I have blown work relationships with more people than I care to think about because of my bad temper. Now I’m struggling in my career. Part of it is the shrinking jobs and pay but I know it’s more so because of the bridges I’ve burned. I’m good at my job and I can be pleasant and fun –when my buttons aren’t being pushed. I’m actually very capable, responsible and smart. It’s just that I have issues.
I’m in therapy and I know it has to do with being criticized and having emotionally abusive parents. I get easily wounded and insecure, and I lash out.
Right now I should be using some of the many contacts I’ve developed along the way, and the influential people I know. (You can’t tell from looking at me that I have this problem and I have lots of friends.) But I fear using some helpful contacts because I know those people know the people I’ve had incidents with and I worry they know about it. Ugh.
I’m a 22 year-old working in New York City. I have a decent-paying job as a journalist that is (to me) meaningful, challenging, intellectually stimulating, and offers a lot of opportunity for growth, on-the-job-training, and networking with others in my field. I can afford my rent and I have health benefits—money would be tighter if I had student loans, but I don’t.
I am a 35-year-old queer lady working in IT. I have been out at work as a lesbian for 10 years, and always felt comfortable doing so.

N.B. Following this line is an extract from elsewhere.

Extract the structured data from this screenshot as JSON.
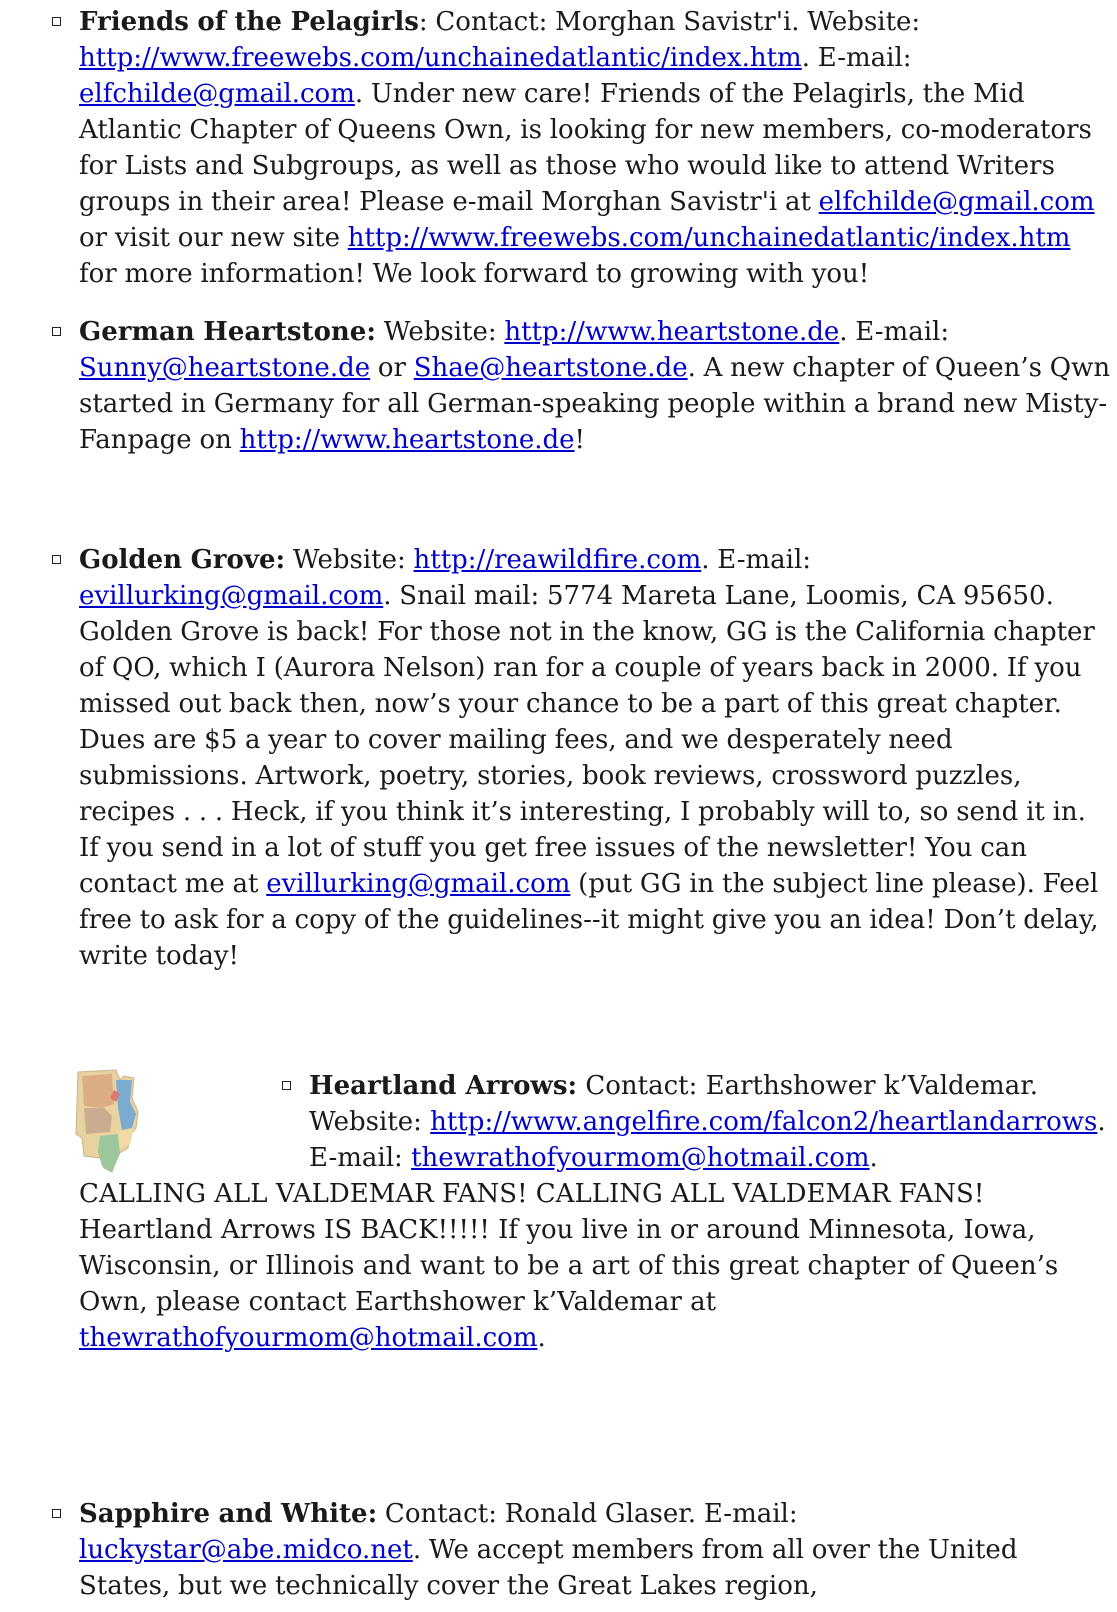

But now I’m hitting a new challenge in my life. I was recently unemployed for a year, and during that year my female partner went under treatment for gender identity issues, and changed genders to male.
The relationship has worked out for us, so I am now a queer lady partnered with a queer-identified man. The word “queer” seems to be the best identifier for me: I have a nuanced enough identity that I don’t identify as “bisexual.” I’m not in a “lesbian” relationship. And I’m into my partner, but not most guys.
In the last few months, I have found myself starting at a great new job, but find myself plagued by the feeling of being in the closet.
Having a girlfriend was always shorthand for saying that I’m gay at work, but now I have a boyfriend who doesn’t want the whole world to know — upon first meeting — that he used to be a woman. If I told my coworkers the whole story — which might be too much right now anyways — I would be ‘outing’ him before he has even met most of them socially and has a chance to decide what he wants them to know.
How does someone like me avoid this feeling of being in the closet?
Socially I’m in a whole new world here.
I worked at a company for about 3 years, which was fine through the recession, but a new manager came on board with whom I fought constantly. Yelling and screaming matches were the norm.
Fed up, I quit and recently accepted a new gig. Now, just a month in, I hate it. It’s not for me, it’s a big company and has extensive travel requirements and other tasks that I don’t even want to deal with.
So, problem is that now I’m job hunting again – but with weight of not being able to get good recommendation from last employer and the new one is only a month in, not an easy story to spin.
Any suggestions on how I can fix this?
I am an older mom who is busy supporting a family and working as an ICU nurse. I don’t want my daughter to repeat my lifetime of mistakes. She is bright about many things but in school I feel she is an underachiever and does just enough to get by. I have had many financial setbacks. I lost my home, lived with in-laws and now live in a house that was a fixer-uper and I was never able to do the fixing up. I could go on and on. But enough about me.
How do I guide my teen to choose a career path that will be suitable for their abilities and potential. I have depleted all my savings just keeping the family going so its going to be a community college to start out. She is 16 and very responsible. She has had three jobs in three months. Now she’s working at her third, job as restaurant hostess. How do I be the guidance counsellor, where do I start?
I’m a management consultant with an MBA and a technology focus. Every time I try to choose an area to specialize in, I get interested in something else. I really don’t care very much what subject matter I’m working on. What I like about my work is rapidly learning new things, making sense out of ambiguous situations, high pressure to deliver, meeting a lot of new people and the prestige and good salary/benefits that allow my husband to stay home with our kids. There is enough work to do at my company that so far I have always taken new projects in totally different areas just based on what interests me and avoiding too much travel.